Continue reading to see pictures of the damage done by a massive avalanche that occurred in Ammonoosuc Ravine sometime in the last four weeks.

On Friday I got to the section of the Ammonoosuc Ravine Trail (Ammy) that's close to the river and noticed with some astonishment that the whole bottom half of the ravine was opened up into an enormous bowl and it took me a few minutes to figure out that a huge avalanche had come down from just below the headwall of the ravine and cleared out several acres of trees. In terms of down wasting it was a major event.

I snow shoed up into this huge amphitheater and climbed over this mound of avalanche debris, mostly pieces of trees and whole trees that were both packed in and covered by the ice and snow.

These two guys skied down through the middle gully from the summit of Mt. Washington on their Alpine Touring skis ('ATs') and were eating their lunch before heading back up for another run. Local, from Franconia, they ski the backcountry often and said the avalanche occurred after heavy rains lashed the mountains at the end of January causing major flooding and ice jams in local rivers across the northern part of the state. Alpine Touring, a form of 'back country' skiing has been catching on in the White Mountains for a decade and even though it requires climbing to otherwise inaccessible ravines and gullies it's a fast-growing sport here.

Trees were bent down or snapped off by the avalanche.

The area deforested by the avalanche was about the size of 20 football fields.

I climbed up into the ravine following the central most gully, the one the skiers had just descended, as far as I thought it was safe. It was apparent that the slide started high up but, true to form, caused the most damage towards the bottom of the chute as it gained speed and mass.

The central gully of Ammonoosuc Ravine is straight ahead with a consistent pitch of about 50 degrees that is good for climbing and skiing.

I followed the right had gully and at this point I was half way up the ravine. I climbed 200 more feet thinking it would be an easy push to the top and a quick way to get to Lakes of the Clouds but my time was running out and I regretted not having skis to ski out with and save time that I could use for climbing.

From here you get a feel of the power of the avalanche as it tore down the mountain roaring through this bottle neck, spreading out and riding up around the corners like a toboggan. It must have made an impressive noise!.

It must have taken this corner at a significant rate of speed as it swept uphill for a good distance before it lost momentum and returned to the river channel.

This shows how wide the head of the avalanche was and how extensive the damage. It will be interesting to explore this track after the snow melts. Judging by the area cleared of trees there must be a huge amount of debris hidden beneath the snow. I'm planning to come back in a month to see what the slide track looks like then.

7 comments:

Andrew Riely said...

awesome!

Philip Werner said...

Really great photos and annual comparisons. Thank you.

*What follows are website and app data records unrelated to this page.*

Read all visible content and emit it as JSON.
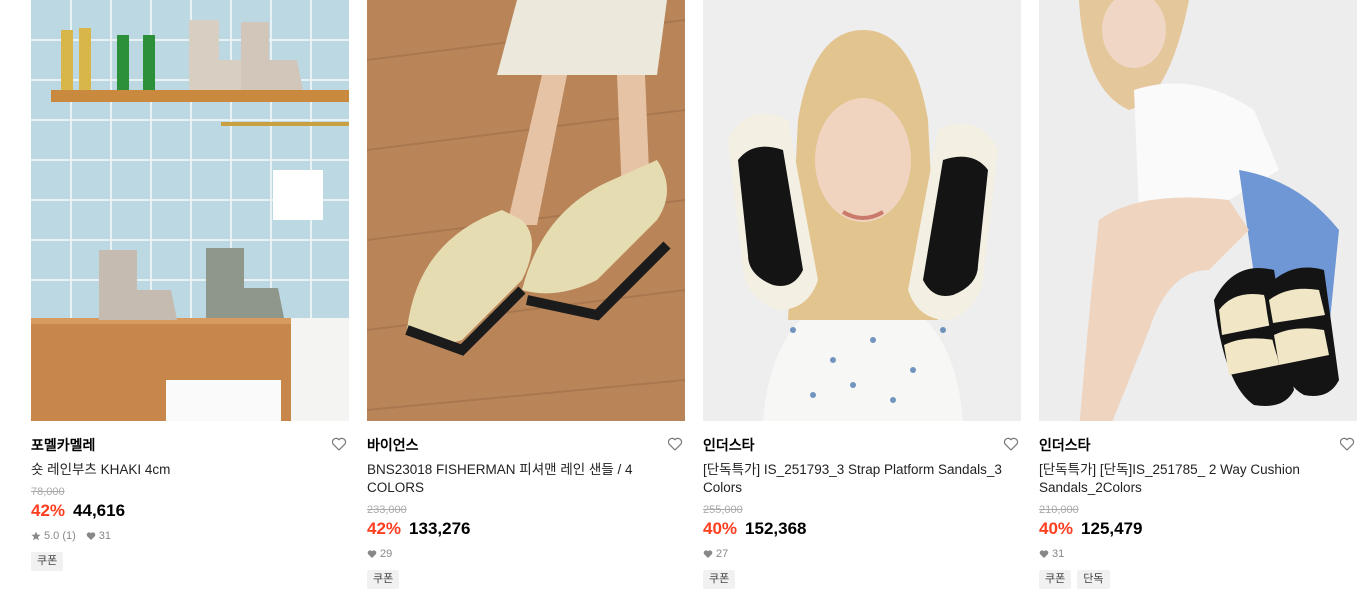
{
  "products": [
    {
      "brand": "포멜카멜레",
      "name": "숏 레인부츠 KHAKI 4cm",
      "original_price": "78,000",
      "discount": "42%",
      "price": "44,616",
      "rating": "5.0 (1)",
      "likes": "31",
      "tags": [
        "쿠폰"
      ]
    },
    {
      "brand": "바이언스",
      "name": "BNS23018 FISHERMAN 피셔맨 레인 샌들 / 4 COLORS",
      "original_price": "233,000",
      "discount": "42%",
      "price": "133,276",
      "likes": "29",
      "tags": [
        "쿠폰"
      ]
    },
    {
      "brand": "인더스타",
      "name": "[단독특가] IS_251793_3 Strap Platform Sandals_3 Colors",
      "original_price": "255,000",
      "discount": "40%",
      "price": "152,368",
      "likes": "27",
      "tags": [
        "쿠폰"
      ]
    },
    {
      "brand": "인더스타",
      "name": "[단독특가] [단독]IS_251785_ 2 Way Cushion Sandals_2Colors",
      "original_price": "210,000",
      "discount": "40%",
      "price": "125,479",
      "likes": "31",
      "tags": [
        "쿠폰",
        "단독"
      ]
    }
  ],
  "colors": {
    "discount": "#ff3d1f",
    "tag_bg": "#f1f1f1"
  },
  "icons": {
    "wishlist": "heart-outline-icon",
    "rating": "star-icon",
    "likes": "heart-filled-icon"
  }
}
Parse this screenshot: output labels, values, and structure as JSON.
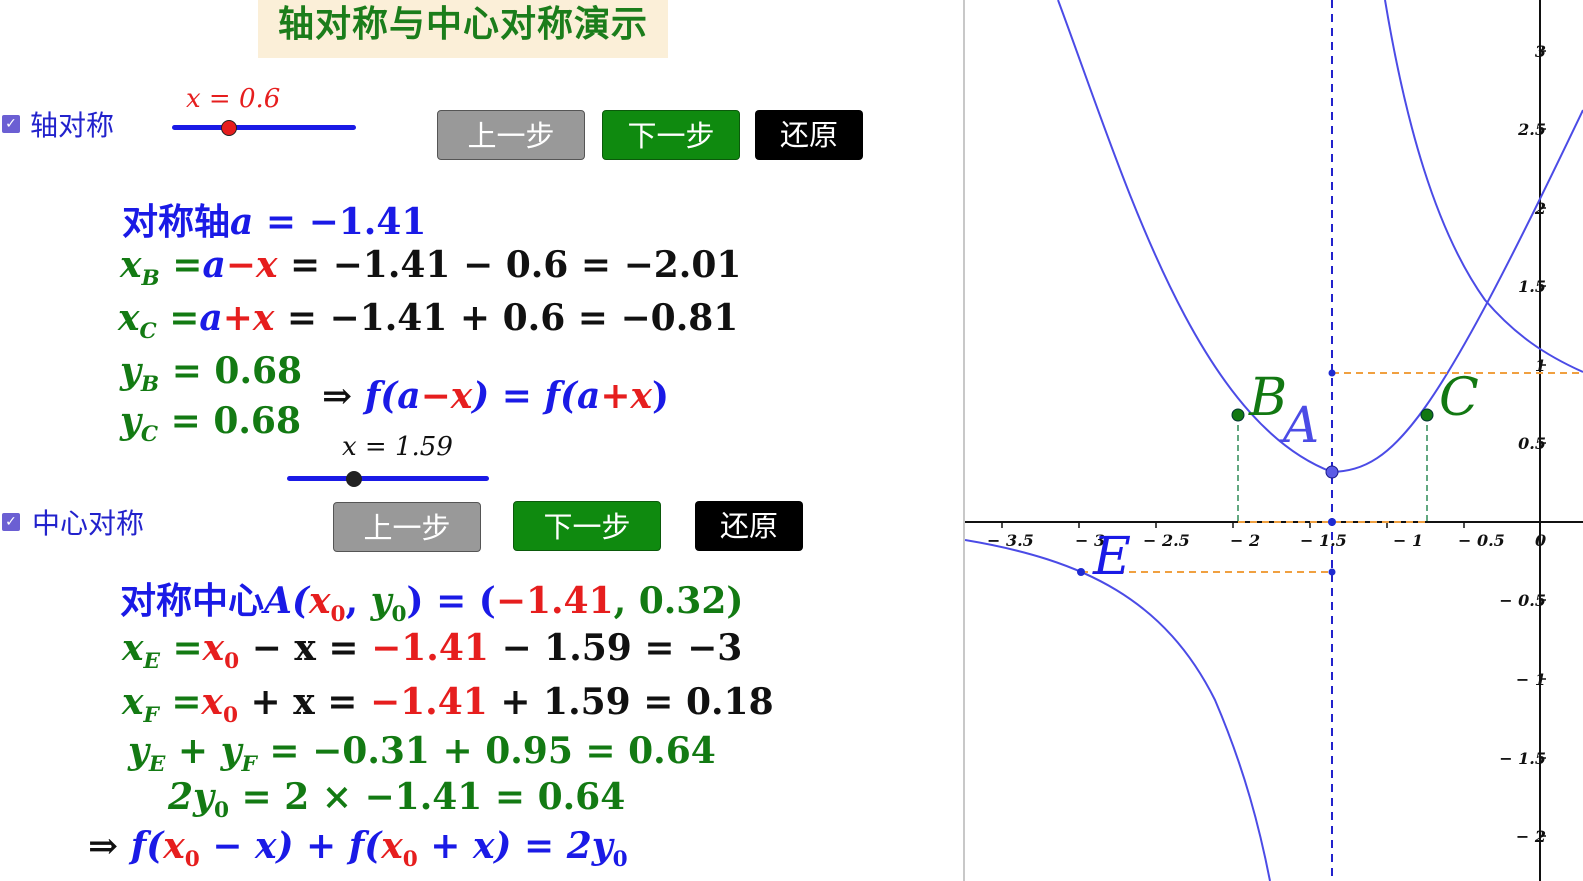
{
  "title": "轴对称与中心对称演示",
  "axis_section": {
    "checkbox_label": "轴对称",
    "checkbox_checked": true,
    "slider_label": "x = 0.6",
    "slider_value": 0.6,
    "buttons": {
      "prev": "上一步",
      "next": "下一步",
      "reset": "还原"
    },
    "formula_axis_prefix": "对称轴",
    "a_symbol": "a",
    "eq_a": " = −1.41",
    "xb_lhs": "x",
    "xb_sub": "B",
    "xb_eq": " =",
    "a1": "a",
    "minus": "−",
    "x1": "x",
    "xb_rest": " = −1.41 − 0.6 = −2.01",
    "xc_lhs": "x",
    "xc_sub": "C",
    "xc_eq": " =",
    "a2": "a",
    "plus": "+",
    "x2": "x",
    "xc_rest": " = −1.41 + 0.6 = −0.81",
    "yb_lhs": "y",
    "yb_sub": "B",
    "yb_rest": " = 0.68",
    "yc_lhs": "y",
    "yc_sub": "C",
    "yc_rest": " = 0.68",
    "implies": "⇒",
    "f1": "f(",
    "a3": "a",
    "minus2": "−",
    "x3": "x",
    "mid": ") = f(",
    "a4": "a",
    "plus2": "+",
    "x4": "x",
    "close": ")"
  },
  "center_section": {
    "checkbox_label": "中心对称",
    "checkbox_checked": true,
    "slider_label": "x = 1.59",
    "slider_value": 1.59,
    "buttons": {
      "prev": "上一步",
      "next": "下一步",
      "reset": "还原"
    },
    "center_prefix": "对称中心",
    "center_A": "A(",
    "x0": "x",
    "sub0": "0",
    "comma": ", ",
    "y0": "y",
    "sub0b": "0",
    "center_mid": ") = (",
    "neg141": "−1.41",
    "center_comma2": ", 0.32)",
    "xe_lhs": "x",
    "xe_sub": "E",
    "xe_eq": " =",
    "xe_x0": "x",
    "xe_x0sub": "0",
    "xe_rest1": " − x = ",
    "xe_val": "−1.41",
    "xe_rest2": " − 1.59 = −3",
    "xf_lhs": "x",
    "xf_sub": "F",
    "xf_eq": " =",
    "xf_x0": "x",
    "xf_x0sub": "0",
    "xf_rest1": " + x = ",
    "xf_val": "−1.41",
    "xf_rest2": " + 1.59 = 0.18",
    "ye_line": "y",
    "ye_sub": "E",
    "ye_plus": " + y",
    "yf_sub": "F",
    "ye_rest": " = −0.31 + 0.95 = 0.64",
    "two_y0": "2y",
    "two_y0_sub": "0",
    "two_rest": " = 2 × −1.41 = 0.64",
    "implies": "⇒",
    "f_open": "f(",
    "fx0a": "x",
    "fx0a_sub": "0",
    "f_minus_x": " − x) + f(",
    "fx0b": "x",
    "fx0b_sub": "0",
    "f_plus_x": " + x) = 2y",
    "f_y0_sub": "0"
  },
  "graph": {
    "x_ticks": [
      "− 3.5",
      "− 3",
      "− 2.5",
      "− 2",
      "− 1.5",
      "− 1",
      "− 0.5",
      "0"
    ],
    "y_ticks": [
      "3",
      "2.5",
      "2",
      "1.5",
      "1",
      "0.5",
      "− 0.5",
      "− 1",
      "− 1.5",
      "− 2"
    ],
    "point_labels": {
      "B": "B",
      "A": "A",
      "C": "C",
      "E": "E"
    },
    "colors": {
      "curve": "#4b4be6",
      "axis_line": "#2222cc",
      "dashed_orange": "#f0a040",
      "point_green": "#127812",
      "point_blue": "#1f2bd0"
    }
  }
}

Could you turn on comments for non-google accounts and open ID? I'm a frequent reader...thx!

Alex MacPhail said...

Andrew, it really was awesome! Thought of you several times. How's teaching in DC? What are you doing this summer? Get in touch if you're coming North. Best, Alex

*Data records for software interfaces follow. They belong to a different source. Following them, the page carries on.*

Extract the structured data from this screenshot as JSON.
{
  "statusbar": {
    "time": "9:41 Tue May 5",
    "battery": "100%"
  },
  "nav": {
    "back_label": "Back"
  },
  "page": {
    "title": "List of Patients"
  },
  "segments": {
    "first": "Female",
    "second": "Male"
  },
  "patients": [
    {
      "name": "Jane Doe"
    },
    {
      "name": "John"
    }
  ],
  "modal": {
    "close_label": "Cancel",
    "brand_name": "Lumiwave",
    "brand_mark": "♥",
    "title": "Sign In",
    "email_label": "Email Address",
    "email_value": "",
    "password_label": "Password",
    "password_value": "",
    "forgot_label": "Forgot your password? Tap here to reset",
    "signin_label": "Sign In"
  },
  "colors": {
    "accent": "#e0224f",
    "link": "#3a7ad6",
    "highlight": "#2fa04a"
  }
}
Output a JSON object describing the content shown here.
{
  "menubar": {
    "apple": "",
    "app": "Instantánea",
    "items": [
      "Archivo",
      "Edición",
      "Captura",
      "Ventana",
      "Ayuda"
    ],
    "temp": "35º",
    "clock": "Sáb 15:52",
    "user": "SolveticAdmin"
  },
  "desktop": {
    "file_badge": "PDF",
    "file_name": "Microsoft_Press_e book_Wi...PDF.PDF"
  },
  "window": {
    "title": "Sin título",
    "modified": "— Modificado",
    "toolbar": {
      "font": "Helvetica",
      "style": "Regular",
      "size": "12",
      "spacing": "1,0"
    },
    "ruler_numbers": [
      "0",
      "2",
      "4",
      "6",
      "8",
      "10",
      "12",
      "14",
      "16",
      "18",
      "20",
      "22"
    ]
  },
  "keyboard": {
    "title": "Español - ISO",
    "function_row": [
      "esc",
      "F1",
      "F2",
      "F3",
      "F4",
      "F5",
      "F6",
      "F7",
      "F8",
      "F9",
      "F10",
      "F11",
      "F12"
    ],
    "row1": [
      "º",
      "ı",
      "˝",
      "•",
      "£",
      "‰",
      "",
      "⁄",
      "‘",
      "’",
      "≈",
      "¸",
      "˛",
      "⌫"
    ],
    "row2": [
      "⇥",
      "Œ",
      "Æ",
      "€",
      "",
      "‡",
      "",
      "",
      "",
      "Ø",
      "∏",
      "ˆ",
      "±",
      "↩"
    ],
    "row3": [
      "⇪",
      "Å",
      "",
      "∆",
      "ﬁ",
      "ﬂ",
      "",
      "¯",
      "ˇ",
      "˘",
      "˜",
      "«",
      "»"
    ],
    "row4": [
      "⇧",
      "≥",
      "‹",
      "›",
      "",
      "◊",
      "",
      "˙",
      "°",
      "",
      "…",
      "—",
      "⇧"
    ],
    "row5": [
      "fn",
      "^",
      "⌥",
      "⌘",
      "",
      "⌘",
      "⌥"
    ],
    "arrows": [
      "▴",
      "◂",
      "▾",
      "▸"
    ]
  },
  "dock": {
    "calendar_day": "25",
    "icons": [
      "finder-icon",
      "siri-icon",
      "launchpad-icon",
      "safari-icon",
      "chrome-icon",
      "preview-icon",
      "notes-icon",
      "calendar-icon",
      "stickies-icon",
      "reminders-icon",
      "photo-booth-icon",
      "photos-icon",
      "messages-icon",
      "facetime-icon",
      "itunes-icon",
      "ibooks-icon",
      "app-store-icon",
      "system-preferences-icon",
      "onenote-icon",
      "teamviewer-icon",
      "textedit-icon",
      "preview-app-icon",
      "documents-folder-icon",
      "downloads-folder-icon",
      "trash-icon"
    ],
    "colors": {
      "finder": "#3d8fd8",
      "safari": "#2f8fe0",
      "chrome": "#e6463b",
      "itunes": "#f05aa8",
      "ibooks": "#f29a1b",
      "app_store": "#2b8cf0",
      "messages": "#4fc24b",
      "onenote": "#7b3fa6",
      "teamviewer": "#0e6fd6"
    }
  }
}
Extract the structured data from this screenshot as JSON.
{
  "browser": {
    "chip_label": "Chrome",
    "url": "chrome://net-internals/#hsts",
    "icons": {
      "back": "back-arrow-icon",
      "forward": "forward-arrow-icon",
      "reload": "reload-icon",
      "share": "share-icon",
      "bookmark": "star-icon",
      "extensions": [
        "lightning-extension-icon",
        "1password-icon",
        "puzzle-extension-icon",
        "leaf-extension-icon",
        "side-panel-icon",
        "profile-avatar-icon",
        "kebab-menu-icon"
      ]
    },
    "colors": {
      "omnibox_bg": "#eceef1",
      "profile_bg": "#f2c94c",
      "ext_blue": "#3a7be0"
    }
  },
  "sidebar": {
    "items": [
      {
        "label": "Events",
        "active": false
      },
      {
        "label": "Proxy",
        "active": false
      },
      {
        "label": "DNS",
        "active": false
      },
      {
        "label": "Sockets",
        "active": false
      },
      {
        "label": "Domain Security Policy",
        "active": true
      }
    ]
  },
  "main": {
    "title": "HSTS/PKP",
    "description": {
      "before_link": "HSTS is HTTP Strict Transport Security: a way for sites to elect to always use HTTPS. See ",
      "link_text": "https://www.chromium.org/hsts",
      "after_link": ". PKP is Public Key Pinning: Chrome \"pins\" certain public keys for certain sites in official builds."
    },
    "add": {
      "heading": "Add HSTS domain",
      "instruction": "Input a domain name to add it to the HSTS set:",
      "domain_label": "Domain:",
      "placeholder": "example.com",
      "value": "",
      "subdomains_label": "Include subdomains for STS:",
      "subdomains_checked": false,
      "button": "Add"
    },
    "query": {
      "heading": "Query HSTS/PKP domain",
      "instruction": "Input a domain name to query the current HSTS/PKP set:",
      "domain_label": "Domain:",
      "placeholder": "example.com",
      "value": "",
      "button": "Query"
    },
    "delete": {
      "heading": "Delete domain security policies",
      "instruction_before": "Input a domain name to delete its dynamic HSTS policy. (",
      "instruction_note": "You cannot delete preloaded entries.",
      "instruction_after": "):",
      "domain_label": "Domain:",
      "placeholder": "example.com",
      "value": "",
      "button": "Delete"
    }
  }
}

Alex MacPhail said...

Hi Phil, thanks for reminding me. I wish I was more computer literate, or capable at some level. Anyway, I've asked some folks if they can help and there are, apparently, several ways to open the blog to non-google users. I'll post a comment when it's been resolved. Best, Alex

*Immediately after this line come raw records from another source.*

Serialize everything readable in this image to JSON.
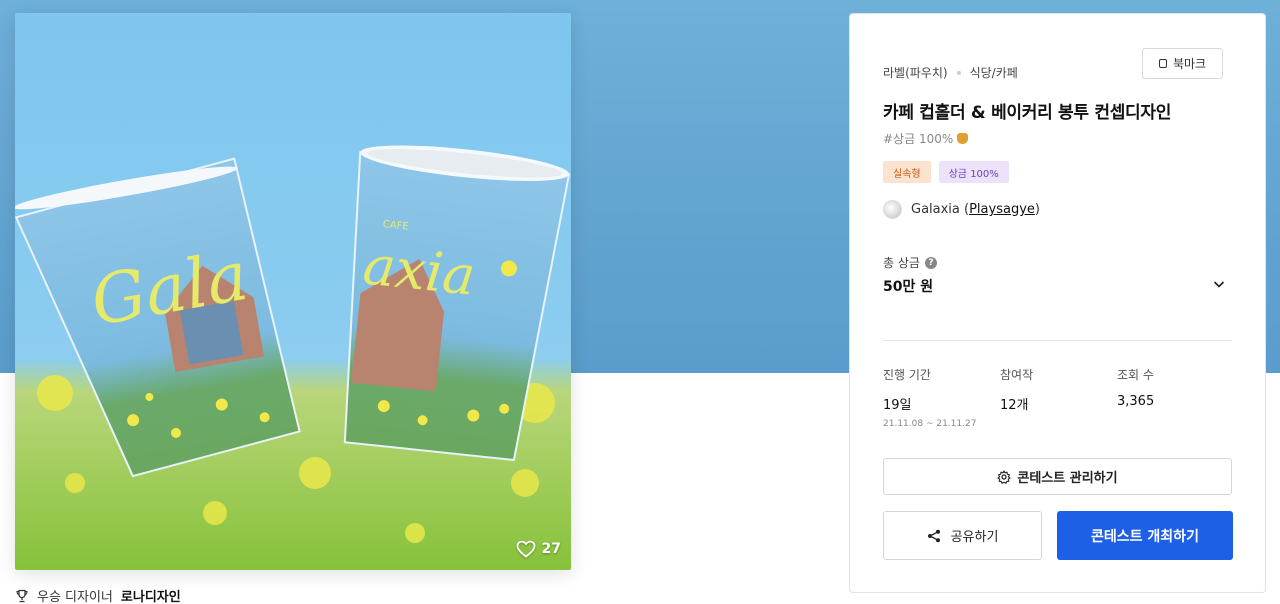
{
  "artwork": {
    "cup_text": "Galaxia",
    "cup_small_text": "CAFE",
    "likes": "27"
  },
  "winner": {
    "label": "우승 디자이너",
    "name": "로나디자인"
  },
  "card": {
    "category": "라벨(파우치)",
    "industry": "식당/카페",
    "bookmark_label": "북마크",
    "title": "카페 컵홀더 & 베이커리 봉투 컨셉디자인",
    "hashtag": "#상금 100%",
    "badges": [
      "실속형",
      "상금 100%"
    ],
    "host_name": "Galaxia (",
    "host_id": "Playsagye",
    "host_close": ")",
    "prize_label": "총 상금",
    "prize_value": "50만 원",
    "stats": {
      "period_label": "진행 기간",
      "period_value": "19일",
      "period_range": "21.11.08 ~ 21.11.27",
      "entries_label": "참여작",
      "entries_value": "12개",
      "views_label": "조회 수",
      "views_value": "3,365"
    },
    "manage_label": "콘테스트 관리하기",
    "share_label": "공유하기",
    "host_contest_label": "콘테스트 개최하기"
  },
  "colors": {
    "primary": "#1e5fe8",
    "sky": "#6eb0d8"
  }
}
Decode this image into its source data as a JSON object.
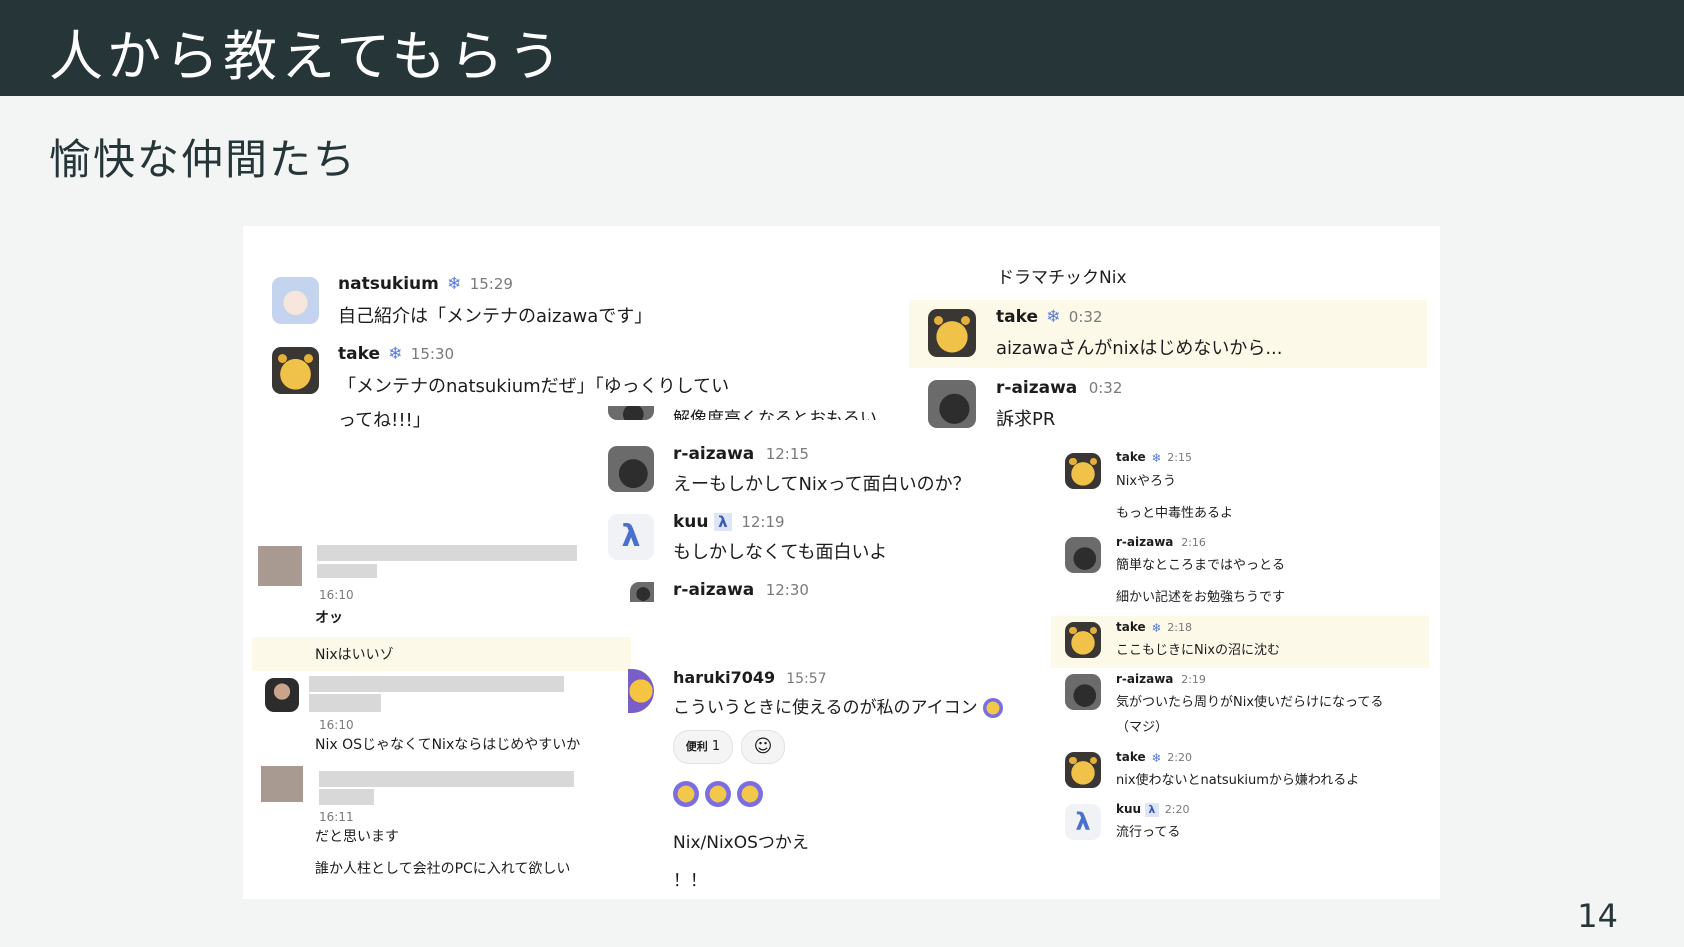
{
  "slide": {
    "title": "人から教えてもらう",
    "subtitle": "愉快な仲間たち",
    "page_number": "14"
  },
  "badges": {
    "snowflake": "❄",
    "lambda": "λ",
    "emoji_face": "☺"
  },
  "left": {
    "m1": {
      "name": "natsukium",
      "time": "15:29",
      "text": "自己紹介は「メンテナのaizawaです」"
    },
    "m2": {
      "name": "take",
      "time": "15:30",
      "text1": "「メンテナのnatsukiumだぜ」「ゆっくりしてい",
      "text2": "ってね!!!」"
    },
    "b1": {
      "time": "16:10",
      "text1": "オッ",
      "text2": "Nixはいいゾ"
    },
    "b2": {
      "time": "16:10",
      "text": "Nix OSじゃなくてNixならはじめやすいか"
    },
    "b3": {
      "time": "16:11",
      "text1": "だと思います",
      "text2": "誰か人柱として会社のPCに入れて欲しい"
    }
  },
  "middle": {
    "cut_text": "解像度高くなるとおもろい",
    "m1": {
      "name": "r-aizawa",
      "time": "12:15",
      "text": "えーもしかしてNixって面白いのか？"
    },
    "m2": {
      "name": "kuu",
      "time": "12:19",
      "text": "もしかしなくても面白いよ"
    },
    "m3": {
      "name": "r-aizawa",
      "time": "12:30"
    },
    "m4": {
      "name": "haruki7049",
      "time": "15:57",
      "text": "こういうときに使えるのが私のアイコン"
    },
    "reaction_label": "便利",
    "reaction_count": "1",
    "footer1": "Nix/NixOSつかえ",
    "footer2": "！！"
  },
  "right_top": {
    "header": "ドラマチックNix",
    "m1": {
      "name": "take",
      "time": "0:32",
      "text": "aizawaさんがnixはじめないから..."
    },
    "m2": {
      "name": "r-aizawa",
      "time": "0:32",
      "text": "訴求PR"
    }
  },
  "right": {
    "m1": {
      "name": "take",
      "time": "2:15",
      "text1": "Nixやろう",
      "text2": "もっと中毒性あるよ"
    },
    "m2": {
      "name": "r-aizawa",
      "time": "2:16",
      "text1": "簡単なところまではやっとる",
      "text2": "細かい記述をお勉強ちうです"
    },
    "m3": {
      "name": "take",
      "time": "2:18",
      "text": "ここもじきにNixの沼に沈む"
    },
    "m4": {
      "name": "r-aizawa",
      "time": "2:19",
      "text1": "気がついたら周りがNix使いだらけになってる",
      "text2": "（マジ）"
    },
    "m5": {
      "name": "take",
      "time": "2:20",
      "text": "nix使わないとnatsukiumから嫌われるよ"
    },
    "m6": {
      "name": "kuu",
      "time": "2:20",
      "text": "流行ってる"
    }
  }
}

Douglas said...

Not bad Alex.

imzadi said...

Hi there...

We did the "ammy" on Saturday...well, we got to the bowl where you have your pictures and just LOST the trail. There were no trees to HAVE a trail.

The snow has melted quite a bit and the devistation under the snow in your picture is quite something. I DO have pictures and will try to post a few tomorrow. Nature truly IS awesome!!

Jonathan said...

Alex-
So glad I stumbled on your blog! We met you March 5 in Ammomoosuc Ravine, as we ate our lunch. I'm the skier in black. My theory about end-of-January thaw has been blown away. Bill O, moderator at Obs forums, posted before & after photos of the ravine from BW webcam that proves it occurred after Feb 16, and I skied across the debris field on Feb 28.